A New Tailor-Made Approach to Biofuels
(Phys.Org/CORDIS) … Some microbes have natural structures called cellulosomes that contain cellulases, enzymes that break down cellulose efficiently into sugars. The EU-funded CELLULOSOMEPLUS project developed designer cellulosomes (DCs) to achieve high yields of fermentable sugars from the organic fraction of municipal solid waste (OFMSW) to create advanced biofuels at a low process cost.
The consortium produced the basic components of natural cellulosomes as well as other lignocellulosic enzymes and, after their assembly into DCs, characterised the hydrolysis of the OFMSW substrate. They also studied the cellulosome’s physicochemical, atomic and supramolecular structure, and the interactions of its various components. “Cellulosome architecture consists of a non-catalytic ‘scaffoldin’ subunit that carries ‘cohesins’ that are complementary recognition modules of another type of domain termed ‘dockerins’, which are carried by the enzymes and allow their integration into the complex,” explains project coordinator Dr Mariano Carrión-Vázquez.
Tailoring DCs for the several biomass lignocellulosic residues should help improve process efficiency, thus lowering production costs. “This new technology will also help to reduce Europe’s reliance on oil, strengthen SMEs within the EU, stimulate job creation and reduce the environmental impacts of the advanced biofuel sector.” READ MORE

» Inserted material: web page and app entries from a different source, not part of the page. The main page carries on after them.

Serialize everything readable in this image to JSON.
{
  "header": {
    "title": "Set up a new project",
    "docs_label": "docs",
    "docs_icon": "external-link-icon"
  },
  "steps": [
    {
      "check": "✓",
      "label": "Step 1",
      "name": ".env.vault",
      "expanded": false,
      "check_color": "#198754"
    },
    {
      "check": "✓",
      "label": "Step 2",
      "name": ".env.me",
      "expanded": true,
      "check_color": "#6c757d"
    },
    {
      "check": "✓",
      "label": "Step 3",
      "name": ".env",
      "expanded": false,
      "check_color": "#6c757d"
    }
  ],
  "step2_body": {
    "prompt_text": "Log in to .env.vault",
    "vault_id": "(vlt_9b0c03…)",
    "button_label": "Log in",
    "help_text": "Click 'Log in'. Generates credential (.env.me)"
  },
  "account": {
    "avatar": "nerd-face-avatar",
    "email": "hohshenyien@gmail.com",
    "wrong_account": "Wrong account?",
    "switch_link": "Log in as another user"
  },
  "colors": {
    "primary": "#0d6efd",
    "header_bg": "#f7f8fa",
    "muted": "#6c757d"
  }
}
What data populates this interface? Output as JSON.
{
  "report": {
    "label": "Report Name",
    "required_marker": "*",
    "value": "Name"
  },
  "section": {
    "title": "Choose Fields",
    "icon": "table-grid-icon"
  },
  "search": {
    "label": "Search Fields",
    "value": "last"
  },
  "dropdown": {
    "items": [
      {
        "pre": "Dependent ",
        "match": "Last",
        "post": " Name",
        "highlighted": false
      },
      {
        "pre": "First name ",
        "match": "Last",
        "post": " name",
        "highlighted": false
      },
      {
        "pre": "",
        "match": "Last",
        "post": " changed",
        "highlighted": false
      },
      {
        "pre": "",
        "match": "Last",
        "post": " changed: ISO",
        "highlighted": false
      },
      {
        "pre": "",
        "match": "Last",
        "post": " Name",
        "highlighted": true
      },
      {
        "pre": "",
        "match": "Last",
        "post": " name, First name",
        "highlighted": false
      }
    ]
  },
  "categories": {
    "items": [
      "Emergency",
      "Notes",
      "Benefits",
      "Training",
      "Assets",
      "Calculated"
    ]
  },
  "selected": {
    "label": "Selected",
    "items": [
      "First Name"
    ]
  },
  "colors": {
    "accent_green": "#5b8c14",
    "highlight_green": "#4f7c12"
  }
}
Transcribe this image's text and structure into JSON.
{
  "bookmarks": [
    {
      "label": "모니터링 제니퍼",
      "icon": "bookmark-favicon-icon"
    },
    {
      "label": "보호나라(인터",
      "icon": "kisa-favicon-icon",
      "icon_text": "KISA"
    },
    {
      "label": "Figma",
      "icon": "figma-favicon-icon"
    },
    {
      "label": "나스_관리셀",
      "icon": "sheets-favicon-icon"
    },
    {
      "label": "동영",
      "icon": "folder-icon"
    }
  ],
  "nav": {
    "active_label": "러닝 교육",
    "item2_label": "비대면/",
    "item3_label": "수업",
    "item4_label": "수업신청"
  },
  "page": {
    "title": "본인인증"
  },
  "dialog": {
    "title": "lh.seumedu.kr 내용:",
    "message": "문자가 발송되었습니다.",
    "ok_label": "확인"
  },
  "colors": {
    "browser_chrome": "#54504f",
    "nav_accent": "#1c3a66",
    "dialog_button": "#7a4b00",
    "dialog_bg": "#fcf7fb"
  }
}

A ‘tailor-made approach’ for biochemical and biofuel production (Biofuels International)